Spain's Fiscal Package Fosters 'Entrepreneurial Culture'
30 May 2013
Posted by: Author: Ulrika Lomas
Source: Ulrika Lomas (Tax-News.com, Brussels)
The Spanish Government has unveiled details of its Entrepreneur Support Act, providing for a raft of fiscal measures designed to facilitate the creation of new companies in Spain, and to support the country's self-employed and small- and medium-sized enterprises (SMEs).
In the area of fiscal support, the new legislation provides that the self-employed and SMEs that are not subject to the modular tax system and with turnover of less than EUR2m (USD2.6m) will not have to pay value-added tax (VAT) on invoices until they are actually settled. The measure is to apply from January 1, 2014, and is expected to benefit almost 1.3 million self-employed individuals and over 1 million SMEs in Spain.

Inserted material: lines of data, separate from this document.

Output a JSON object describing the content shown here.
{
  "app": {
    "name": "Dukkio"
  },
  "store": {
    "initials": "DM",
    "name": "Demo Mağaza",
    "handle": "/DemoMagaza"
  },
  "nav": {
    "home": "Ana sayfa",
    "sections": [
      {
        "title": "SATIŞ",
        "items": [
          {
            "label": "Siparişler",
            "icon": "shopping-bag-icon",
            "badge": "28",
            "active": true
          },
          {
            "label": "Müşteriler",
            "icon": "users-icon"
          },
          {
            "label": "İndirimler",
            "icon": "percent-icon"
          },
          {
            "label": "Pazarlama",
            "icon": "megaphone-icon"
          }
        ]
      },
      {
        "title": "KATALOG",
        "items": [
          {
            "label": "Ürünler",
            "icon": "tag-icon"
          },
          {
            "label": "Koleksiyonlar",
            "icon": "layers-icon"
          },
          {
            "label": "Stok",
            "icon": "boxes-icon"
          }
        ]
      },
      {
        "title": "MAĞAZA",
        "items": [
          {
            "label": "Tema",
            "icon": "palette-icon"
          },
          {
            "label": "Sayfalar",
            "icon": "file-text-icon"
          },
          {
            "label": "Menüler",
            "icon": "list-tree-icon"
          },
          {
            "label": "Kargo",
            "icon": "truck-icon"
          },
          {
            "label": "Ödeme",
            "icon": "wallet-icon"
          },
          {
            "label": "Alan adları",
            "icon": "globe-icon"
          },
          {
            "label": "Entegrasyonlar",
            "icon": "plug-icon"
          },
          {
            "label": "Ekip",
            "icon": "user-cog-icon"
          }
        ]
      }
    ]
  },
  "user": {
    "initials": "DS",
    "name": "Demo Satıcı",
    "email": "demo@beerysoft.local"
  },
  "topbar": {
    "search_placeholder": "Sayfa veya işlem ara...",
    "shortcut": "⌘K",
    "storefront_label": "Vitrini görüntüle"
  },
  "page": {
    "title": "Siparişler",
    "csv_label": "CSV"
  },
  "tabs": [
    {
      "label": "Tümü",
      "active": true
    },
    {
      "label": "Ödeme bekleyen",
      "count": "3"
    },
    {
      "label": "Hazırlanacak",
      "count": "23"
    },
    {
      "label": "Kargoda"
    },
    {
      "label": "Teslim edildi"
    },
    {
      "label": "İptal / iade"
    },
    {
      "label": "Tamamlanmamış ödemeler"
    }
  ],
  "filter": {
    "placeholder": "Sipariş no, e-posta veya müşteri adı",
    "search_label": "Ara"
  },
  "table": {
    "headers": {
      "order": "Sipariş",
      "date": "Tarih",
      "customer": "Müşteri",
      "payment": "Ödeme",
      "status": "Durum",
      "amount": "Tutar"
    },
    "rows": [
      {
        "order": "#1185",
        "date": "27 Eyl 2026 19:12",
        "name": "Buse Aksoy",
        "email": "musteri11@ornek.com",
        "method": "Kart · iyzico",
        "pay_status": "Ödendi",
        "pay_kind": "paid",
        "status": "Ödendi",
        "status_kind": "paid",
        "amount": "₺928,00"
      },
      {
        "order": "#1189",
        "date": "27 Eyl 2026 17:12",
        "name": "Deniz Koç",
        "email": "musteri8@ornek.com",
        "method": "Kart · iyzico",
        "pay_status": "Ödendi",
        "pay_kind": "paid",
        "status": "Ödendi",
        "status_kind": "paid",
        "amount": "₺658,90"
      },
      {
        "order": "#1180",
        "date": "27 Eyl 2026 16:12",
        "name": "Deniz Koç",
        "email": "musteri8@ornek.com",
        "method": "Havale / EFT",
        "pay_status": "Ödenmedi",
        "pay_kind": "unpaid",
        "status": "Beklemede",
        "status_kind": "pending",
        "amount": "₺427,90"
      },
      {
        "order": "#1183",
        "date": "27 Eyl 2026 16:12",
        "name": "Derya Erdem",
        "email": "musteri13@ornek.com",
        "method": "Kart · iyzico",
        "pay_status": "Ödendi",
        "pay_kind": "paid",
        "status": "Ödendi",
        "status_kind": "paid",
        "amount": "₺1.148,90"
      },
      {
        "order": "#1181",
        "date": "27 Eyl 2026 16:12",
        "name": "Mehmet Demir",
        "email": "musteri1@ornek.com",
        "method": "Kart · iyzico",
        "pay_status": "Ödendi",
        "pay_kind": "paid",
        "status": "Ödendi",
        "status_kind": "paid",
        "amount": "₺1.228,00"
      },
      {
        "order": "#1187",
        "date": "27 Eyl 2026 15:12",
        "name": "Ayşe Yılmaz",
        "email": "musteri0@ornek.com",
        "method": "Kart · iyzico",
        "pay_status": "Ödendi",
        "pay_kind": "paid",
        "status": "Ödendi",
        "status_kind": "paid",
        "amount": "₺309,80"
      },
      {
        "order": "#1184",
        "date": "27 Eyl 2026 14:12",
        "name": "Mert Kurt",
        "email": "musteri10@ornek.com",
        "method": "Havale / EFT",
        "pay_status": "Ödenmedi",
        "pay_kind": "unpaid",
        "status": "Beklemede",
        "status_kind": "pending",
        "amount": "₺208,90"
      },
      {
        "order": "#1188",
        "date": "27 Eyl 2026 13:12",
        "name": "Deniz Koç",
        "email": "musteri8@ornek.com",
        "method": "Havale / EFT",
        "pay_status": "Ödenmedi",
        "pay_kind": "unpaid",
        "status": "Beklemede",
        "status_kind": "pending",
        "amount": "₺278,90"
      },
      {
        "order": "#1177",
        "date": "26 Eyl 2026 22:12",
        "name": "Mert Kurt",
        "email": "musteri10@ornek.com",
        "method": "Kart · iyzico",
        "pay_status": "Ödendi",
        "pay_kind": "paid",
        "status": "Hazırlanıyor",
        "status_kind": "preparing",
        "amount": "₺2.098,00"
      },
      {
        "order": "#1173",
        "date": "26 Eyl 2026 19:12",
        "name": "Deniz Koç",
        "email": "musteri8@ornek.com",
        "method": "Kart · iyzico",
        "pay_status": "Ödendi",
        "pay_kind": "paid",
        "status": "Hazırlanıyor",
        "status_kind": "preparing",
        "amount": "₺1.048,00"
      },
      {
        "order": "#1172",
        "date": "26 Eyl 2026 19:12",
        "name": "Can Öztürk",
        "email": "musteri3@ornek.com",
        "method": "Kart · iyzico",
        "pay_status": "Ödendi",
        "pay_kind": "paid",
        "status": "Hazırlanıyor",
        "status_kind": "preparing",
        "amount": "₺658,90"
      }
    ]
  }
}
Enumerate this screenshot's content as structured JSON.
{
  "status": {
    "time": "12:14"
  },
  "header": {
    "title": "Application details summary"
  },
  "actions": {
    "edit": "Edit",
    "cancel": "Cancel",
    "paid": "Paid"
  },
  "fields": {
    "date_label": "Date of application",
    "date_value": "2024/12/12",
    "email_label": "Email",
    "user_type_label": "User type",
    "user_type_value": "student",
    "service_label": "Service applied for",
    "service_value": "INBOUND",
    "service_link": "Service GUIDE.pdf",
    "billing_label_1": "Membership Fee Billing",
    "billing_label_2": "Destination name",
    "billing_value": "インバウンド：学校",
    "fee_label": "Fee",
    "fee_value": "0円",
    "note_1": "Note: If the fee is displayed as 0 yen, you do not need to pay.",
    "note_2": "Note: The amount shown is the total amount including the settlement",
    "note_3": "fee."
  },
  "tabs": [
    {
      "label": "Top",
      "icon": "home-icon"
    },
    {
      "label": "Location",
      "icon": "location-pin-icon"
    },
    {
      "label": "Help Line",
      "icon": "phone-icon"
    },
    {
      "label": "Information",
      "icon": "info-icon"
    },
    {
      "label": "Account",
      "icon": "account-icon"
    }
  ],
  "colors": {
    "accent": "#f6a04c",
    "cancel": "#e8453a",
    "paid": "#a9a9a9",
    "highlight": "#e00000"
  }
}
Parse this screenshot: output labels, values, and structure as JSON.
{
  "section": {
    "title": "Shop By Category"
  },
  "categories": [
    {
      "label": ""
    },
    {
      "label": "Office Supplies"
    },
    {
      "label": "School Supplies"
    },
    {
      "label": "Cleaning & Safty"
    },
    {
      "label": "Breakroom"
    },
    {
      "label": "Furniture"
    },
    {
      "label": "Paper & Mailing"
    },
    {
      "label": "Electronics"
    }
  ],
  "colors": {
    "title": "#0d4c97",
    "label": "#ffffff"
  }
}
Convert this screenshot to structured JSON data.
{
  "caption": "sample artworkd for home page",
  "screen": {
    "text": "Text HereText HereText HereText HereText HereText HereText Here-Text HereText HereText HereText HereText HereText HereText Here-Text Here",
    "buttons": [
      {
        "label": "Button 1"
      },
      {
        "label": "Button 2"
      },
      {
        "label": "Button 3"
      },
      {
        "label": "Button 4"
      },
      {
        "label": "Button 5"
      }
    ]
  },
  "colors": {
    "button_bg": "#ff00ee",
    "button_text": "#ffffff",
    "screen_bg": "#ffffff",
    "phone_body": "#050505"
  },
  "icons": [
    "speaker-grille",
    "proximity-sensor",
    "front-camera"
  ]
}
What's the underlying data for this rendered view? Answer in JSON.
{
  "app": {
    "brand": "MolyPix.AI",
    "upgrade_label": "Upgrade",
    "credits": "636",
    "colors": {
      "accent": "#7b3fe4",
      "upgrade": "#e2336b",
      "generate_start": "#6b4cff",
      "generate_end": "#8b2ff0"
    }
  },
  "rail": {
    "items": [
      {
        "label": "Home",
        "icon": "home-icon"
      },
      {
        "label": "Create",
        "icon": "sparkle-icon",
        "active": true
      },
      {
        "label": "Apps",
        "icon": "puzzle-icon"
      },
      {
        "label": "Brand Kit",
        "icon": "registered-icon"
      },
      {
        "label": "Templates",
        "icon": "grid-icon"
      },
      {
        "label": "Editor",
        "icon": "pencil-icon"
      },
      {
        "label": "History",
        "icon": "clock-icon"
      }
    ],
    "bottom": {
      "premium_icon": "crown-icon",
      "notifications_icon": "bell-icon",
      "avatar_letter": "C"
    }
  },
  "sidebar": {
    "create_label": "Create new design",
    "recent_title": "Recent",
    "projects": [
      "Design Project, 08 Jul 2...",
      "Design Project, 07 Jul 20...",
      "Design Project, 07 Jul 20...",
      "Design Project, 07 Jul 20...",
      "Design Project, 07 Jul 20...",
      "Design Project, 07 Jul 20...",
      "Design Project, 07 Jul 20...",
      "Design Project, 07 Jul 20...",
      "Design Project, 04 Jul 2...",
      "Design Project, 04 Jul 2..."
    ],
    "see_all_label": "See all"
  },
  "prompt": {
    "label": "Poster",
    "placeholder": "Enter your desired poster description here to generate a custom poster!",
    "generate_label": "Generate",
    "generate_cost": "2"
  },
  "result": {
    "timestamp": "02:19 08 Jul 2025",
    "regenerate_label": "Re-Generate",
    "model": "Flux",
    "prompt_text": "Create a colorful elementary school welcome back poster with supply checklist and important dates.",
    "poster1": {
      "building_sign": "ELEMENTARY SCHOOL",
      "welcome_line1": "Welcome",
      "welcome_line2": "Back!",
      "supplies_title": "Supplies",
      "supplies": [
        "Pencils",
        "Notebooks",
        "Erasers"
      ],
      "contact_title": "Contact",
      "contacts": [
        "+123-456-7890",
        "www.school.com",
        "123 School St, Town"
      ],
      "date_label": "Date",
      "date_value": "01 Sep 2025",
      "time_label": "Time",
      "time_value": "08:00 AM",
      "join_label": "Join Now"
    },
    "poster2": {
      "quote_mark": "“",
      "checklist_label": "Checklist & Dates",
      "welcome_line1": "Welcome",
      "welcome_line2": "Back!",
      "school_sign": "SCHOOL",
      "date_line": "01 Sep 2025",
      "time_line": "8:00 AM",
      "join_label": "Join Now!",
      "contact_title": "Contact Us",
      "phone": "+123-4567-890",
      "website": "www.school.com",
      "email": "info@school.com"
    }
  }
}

The draft law provides for the introduction of a fiscal incentive for corporations electing to reinvest part of their corporate profits in the business. Consequently, companies with a turnover of below EUR10m will be able to deduct from tax up to 10 percent of profits obtained in the tax year in which they are reinvested in economic activity. This initiative is predicted to benefit 200,000 self-employed taxpayers and 185,00 SMEs.
The Government also aims to promote the concept of "business angels," namely individuals that invest in a company or in a business project of a third party. The decision to contribute capital and/or business knowledge to a new company will enable individuals to deduct 20 percent of their State Personal Income Tax quota. In addition, all profits obtained from the activity are tax-exempt if reinvested in other newly incorporated companies.
To support funding for entrepreneurs, internationalization covered bonds have been created. These are assets secured by loans earmarked for the internationalization of companies or for exports.
Other key non-fiscal measures contained in the legislation include plans to create the statute of "limited liability entrepreneur," intended to ensure that the self-employed no longer have unlimited liability for their business debts. Furthermore, their primary residence will be exempt from liability, provided that the value of the property is not in excess of EUR300,000.
Finally, the legislation creates the concept of the limited liability capital growth company, which allows companies to be set up with share capital of less than EUR3,000. Under the provisions, the company is required to contribute 20 percent of its corporate profits until such time as the capital required by law is fully paid.